Exercise:
Word for word, repeat every entry that appears below.

### Study material ###

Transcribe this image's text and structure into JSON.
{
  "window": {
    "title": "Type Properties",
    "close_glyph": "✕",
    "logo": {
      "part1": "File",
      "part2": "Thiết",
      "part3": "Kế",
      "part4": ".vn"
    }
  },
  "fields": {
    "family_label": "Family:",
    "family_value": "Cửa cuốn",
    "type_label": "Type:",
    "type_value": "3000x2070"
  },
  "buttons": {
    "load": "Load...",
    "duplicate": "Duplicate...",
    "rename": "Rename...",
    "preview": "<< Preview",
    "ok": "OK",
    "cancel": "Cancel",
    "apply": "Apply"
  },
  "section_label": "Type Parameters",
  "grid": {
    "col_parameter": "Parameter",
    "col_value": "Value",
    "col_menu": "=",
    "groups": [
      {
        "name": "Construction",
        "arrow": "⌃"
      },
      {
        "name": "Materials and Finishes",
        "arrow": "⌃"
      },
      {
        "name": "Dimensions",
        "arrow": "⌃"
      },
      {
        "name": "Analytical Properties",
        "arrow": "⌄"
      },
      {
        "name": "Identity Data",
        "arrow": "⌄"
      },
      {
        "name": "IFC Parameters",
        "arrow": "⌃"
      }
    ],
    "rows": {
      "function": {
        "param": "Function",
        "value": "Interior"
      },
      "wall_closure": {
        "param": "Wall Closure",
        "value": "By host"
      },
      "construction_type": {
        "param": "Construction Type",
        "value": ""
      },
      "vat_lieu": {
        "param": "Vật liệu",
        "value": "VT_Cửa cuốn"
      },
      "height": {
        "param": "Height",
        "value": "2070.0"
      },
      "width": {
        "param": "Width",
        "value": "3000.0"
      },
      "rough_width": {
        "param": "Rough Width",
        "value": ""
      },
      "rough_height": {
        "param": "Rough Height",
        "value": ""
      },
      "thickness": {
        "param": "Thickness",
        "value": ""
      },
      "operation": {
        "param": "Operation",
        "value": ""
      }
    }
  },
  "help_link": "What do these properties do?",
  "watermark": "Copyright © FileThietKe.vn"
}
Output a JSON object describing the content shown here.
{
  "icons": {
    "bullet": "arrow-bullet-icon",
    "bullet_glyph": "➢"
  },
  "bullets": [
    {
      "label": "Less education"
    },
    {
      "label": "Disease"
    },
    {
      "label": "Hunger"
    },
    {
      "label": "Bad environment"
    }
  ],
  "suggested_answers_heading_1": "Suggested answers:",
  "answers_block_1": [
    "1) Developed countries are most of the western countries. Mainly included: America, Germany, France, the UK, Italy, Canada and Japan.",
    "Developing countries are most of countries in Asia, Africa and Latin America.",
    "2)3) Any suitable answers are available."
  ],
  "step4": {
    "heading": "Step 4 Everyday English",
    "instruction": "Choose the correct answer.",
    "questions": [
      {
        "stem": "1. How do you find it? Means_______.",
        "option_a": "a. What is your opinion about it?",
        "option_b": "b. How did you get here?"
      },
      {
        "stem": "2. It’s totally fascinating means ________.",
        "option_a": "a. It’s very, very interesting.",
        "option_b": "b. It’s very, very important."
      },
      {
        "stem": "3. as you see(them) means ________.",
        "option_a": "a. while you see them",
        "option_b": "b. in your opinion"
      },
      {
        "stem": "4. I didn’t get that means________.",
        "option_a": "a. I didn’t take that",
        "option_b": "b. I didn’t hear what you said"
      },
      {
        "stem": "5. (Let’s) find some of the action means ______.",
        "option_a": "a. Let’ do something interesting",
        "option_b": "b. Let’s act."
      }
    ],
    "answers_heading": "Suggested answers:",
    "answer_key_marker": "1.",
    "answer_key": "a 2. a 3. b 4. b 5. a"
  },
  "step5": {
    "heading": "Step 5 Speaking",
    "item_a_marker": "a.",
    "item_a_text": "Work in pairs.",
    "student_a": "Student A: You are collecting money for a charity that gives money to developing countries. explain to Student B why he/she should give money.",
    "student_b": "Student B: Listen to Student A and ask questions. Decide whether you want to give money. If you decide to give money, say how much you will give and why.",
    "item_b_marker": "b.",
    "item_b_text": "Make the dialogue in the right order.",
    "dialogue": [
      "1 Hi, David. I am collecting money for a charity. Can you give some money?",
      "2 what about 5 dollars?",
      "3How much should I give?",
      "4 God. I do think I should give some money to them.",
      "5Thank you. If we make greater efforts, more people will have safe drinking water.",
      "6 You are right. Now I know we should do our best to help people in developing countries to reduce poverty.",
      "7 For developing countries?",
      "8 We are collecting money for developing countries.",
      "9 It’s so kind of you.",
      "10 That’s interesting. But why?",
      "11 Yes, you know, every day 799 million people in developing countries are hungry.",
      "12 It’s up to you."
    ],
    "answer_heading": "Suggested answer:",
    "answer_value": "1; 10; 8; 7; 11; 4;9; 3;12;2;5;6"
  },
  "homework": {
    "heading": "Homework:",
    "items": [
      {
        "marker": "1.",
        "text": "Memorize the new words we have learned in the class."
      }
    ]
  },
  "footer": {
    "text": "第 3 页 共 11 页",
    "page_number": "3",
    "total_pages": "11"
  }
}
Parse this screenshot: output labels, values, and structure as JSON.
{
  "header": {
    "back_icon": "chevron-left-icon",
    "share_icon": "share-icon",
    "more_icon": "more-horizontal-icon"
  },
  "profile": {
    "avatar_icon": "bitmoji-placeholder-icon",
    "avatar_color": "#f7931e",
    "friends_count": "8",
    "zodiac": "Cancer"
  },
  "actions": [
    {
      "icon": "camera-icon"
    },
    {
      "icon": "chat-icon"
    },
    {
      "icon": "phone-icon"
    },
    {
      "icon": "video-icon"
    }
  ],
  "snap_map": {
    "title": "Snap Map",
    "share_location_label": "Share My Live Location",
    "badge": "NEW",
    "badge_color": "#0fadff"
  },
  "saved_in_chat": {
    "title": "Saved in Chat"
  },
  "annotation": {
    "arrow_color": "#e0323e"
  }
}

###

Response area:
Transcribe this image's text and structure into JSON.
{
  "window": {
    "title": "Type Properties",
    "close_glyph": "✕",
    "logo": {
      "part1": "File",
      "part2": "Thiết",
      "part3": "Kế",
      "part4": ".vn"
    }
  },
  "fields": {
    "family_label": "Family:",
    "family_value": "Cửa cuốn",
    "type_label": "Type:",
    "type_value": "3000x2070"
  },
  "buttons": {
    "load": "Load...",
    "duplicate": "Duplicate...",
    "rename": "Rename...",
    "preview": "<< Preview",
    "ok": "OK",
    "cancel": "Cancel",
    "apply": "Apply"
  },
  "section_label": "Type Parameters",
  "grid": {
    "col_parameter": "Parameter",
    "col_value": "Value",
    "col_menu": "=",
    "groups": [
      {
        "name": "Construction",
        "arrow": "⌃"
      },
      {
        "name": "Materials and Finishes",
        "arrow": "⌃"
      },
      {
        "name": "Dimensions",
        "arrow": "⌃"
      },
      {
        "name": "Analytical Properties",
        "arrow": "⌄"
      },
      {
        "name": "Identity Data",
        "arrow": "⌄"
      },
      {
        "name": "IFC Parameters",
        "arrow": "⌃"
      }
    ],
    "rows": {
      "function": {
        "param": "Function",
        "value": "Interior"
      },
      "wall_closure": {
        "param": "Wall Closure",
        "value": "By host"
      },
      "construction_type": {
        "param": "Construction Type",
        "value": ""
      },
      "vat_lieu": {
        "param": "Vật liệu",
        "value": "VT_Cửa cuốn"
      },
      "height": {
        "param": "Height",
        "value": "2070.0"
      },
      "width": {
        "param": "Width",
        "value": "3000.0"
      },
      "rough_width": {
        "param": "Rough Width",
        "value": ""
      },
      "rough_height": {
        "param": "Rough Height",
        "value": ""
      },
      "thickness": {
        "param": "Thickness",
        "value": ""
      },
      "operation": {
        "param": "Operation",
        "value": ""
      }
    }
  },
  "help_link": "What do these properties do?",
  "watermark": "Copyright © FileThietKe.vn"
}
Output a JSON object describing the content shown here.
{
  "icons": {
    "bullet": "arrow-bullet-icon",
    "bullet_glyph": "➢"
  },
  "bullets": [
    {
      "label": "Less education"
    },
    {
      "label": "Disease"
    },
    {
      "label": "Hunger"
    },
    {
      "label": "Bad environment"
    }
  ],
  "suggested_answers_heading_1": "Suggested answers:",
  "answers_block_1": [
    "1) Developed countries are most of the western countries. Mainly included: America, Germany, France, the UK, Italy, Canada and Japan.",
    "Developing countries are most of countries in Asia, Africa and Latin America.",
    "2)3) Any suitable answers are available."
  ],
  "step4": {
    "heading": "Step 4 Everyday English",
    "instruction": "Choose the correct answer.",
    "questions": [
      {
        "stem": "1. How do you find it? Means_______.",
        "option_a": "a. What is your opinion about it?",
        "option_b": "b. How did you get here?"
      },
      {
        "stem": "2. It’s totally fascinating means ________.",
        "option_a": "a. It’s very, very interesting.",
        "option_b": "b. It’s very, very important."
      },
      {
        "stem": "3. as you see(them) means ________.",
        "option_a": "a. while you see them",
        "option_b": "b. in your opinion"
      },
      {
        "stem": "4. I didn’t get that means________.",
        "option_a": "a. I didn’t take that",
        "option_b": "b. I didn’t hear what you said"
      },
      {
        "stem": "5. (Let’s) find some of the action means ______.",
        "option_a": "a. Let’ do something interesting",
        "option_b": "b. Let’s act."
      }
    ],
    "answers_heading": "Suggested answers:",
    "answer_key_marker": "1.",
    "answer_key": "a 2. a 3. b 4. b 5. a"
  },
  "step5": {
    "heading": "Step 5 Speaking",
    "item_a_marker": "a.",
    "item_a_text": "Work in pairs.",
    "student_a": "Student A: You are collecting money for a charity that gives money to developing countries. explain to Student B why he/she should give money.",
    "student_b": "Student B: Listen to Student A and ask questions. Decide whether you want to give money. If you decide to give money, say how much you will give and why.",
    "item_b_marker": "b.",
    "item_b_text": "Make the dialogue in the right order.",
    "dialogue": [
      "1 Hi, David. I am collecting money for a charity. Can you give some money?",
      "2 what about 5 dollars?",
      "3How much should I give?",
      "4 God. I do think I should give some money to them.",
      "5Thank you. If we make greater efforts, more people will have safe drinking water.",
      "6 You are right. Now I know we should do our best to help people in developing countries to reduce poverty.",
      "7 For developing countries?",
      "8 We are collecting money for developing countries.",
      "9 It’s so kind of you.",
      "10 That’s interesting. But why?",
      "11 Yes, you know, every day 799 million people in developing countries are hungry.",
      "12 It’s up to you."
    ],
    "answer_heading": "Suggested answer:",
    "answer_value": "1; 10; 8; 7; 11; 4;9; 3;12;2;5;6"
  },
  "homework": {
    "heading": "Homework:",
    "items": [
      {
        "marker": "1.",
        "text": "Memorize the new words we have learned in the class."
      }
    ]
  },
  "footer": {
    "text": "第 3 页 共 11 页",
    "page_number": "3",
    "total_pages": "11"
  }
}
Parse this screenshot: output labels, values, and structure as JSON.
{
  "header": {
    "back_icon": "chevron-left-icon",
    "share_icon": "share-icon",
    "more_icon": "more-horizontal-icon"
  },
  "profile": {
    "avatar_icon": "bitmoji-placeholder-icon",
    "avatar_color": "#f7931e",
    "friends_count": "8",
    "zodiac": "Cancer"
  },
  "actions": [
    {
      "icon": "camera-icon"
    },
    {
      "icon": "chat-icon"
    },
    {
      "icon": "phone-icon"
    },
    {
      "icon": "video-icon"
    }
  ],
  "snap_map": {
    "title": "Snap Map",
    "share_location_label": "Share My Live Location",
    "badge": "NEW",
    "badge_color": "#0fadff"
  },
  "saved_in_chat": {
    "title": "Saved in Chat"
  },
  "annotation": {
    "arrow_color": "#e0323e"
  }
}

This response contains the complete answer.